| Problem description |
Go through the records and filter out every line lacking the word "Compose"; copy the lines that remain.

*** Begin section ***

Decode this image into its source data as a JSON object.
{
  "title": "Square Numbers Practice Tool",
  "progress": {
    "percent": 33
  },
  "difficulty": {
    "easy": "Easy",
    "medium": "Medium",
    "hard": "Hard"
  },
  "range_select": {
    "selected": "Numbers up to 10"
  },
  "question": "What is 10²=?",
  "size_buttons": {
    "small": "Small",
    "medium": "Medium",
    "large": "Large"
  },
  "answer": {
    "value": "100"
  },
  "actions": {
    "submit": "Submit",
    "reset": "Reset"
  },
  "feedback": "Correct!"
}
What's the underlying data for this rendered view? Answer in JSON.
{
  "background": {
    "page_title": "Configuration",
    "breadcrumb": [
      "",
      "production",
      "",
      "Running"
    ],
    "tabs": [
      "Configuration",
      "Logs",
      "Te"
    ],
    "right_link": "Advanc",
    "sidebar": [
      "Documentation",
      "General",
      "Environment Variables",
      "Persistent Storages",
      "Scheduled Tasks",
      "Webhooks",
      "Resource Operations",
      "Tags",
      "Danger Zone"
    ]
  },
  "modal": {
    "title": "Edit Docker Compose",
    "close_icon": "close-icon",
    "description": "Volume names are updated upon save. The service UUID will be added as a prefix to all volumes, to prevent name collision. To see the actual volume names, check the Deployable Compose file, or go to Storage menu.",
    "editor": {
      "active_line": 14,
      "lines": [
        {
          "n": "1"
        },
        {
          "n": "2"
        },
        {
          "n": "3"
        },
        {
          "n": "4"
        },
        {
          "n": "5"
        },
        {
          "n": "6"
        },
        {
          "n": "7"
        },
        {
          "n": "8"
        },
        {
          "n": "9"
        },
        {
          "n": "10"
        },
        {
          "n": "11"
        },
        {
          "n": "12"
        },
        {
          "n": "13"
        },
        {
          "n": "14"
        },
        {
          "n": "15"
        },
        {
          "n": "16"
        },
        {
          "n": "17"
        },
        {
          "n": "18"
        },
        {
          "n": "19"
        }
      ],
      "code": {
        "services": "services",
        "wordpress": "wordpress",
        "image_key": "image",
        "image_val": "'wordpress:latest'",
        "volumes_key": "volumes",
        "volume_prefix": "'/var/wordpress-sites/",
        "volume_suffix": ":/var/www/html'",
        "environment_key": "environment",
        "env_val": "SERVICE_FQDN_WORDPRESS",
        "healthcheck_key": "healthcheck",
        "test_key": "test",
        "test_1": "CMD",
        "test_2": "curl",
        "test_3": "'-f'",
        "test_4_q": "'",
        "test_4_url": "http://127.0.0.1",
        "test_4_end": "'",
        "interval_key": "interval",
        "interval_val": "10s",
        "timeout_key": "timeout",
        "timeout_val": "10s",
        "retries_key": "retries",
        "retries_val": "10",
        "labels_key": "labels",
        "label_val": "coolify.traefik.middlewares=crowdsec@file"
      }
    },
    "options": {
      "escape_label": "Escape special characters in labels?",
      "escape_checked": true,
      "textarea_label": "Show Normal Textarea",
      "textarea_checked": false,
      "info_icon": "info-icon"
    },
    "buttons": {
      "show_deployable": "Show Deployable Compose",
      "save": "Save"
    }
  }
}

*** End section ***

| Result for this task |
    "title": "Edit Docker Compose",
    "description": "Volume names are updated upon save. The service UUID will be added as a prefix to all volumes, to prevent name collision. To see the actual volume names, check the Deployable Compose file, or go to Storage menu.",
      "show_deployable": "Show Deployable Compose",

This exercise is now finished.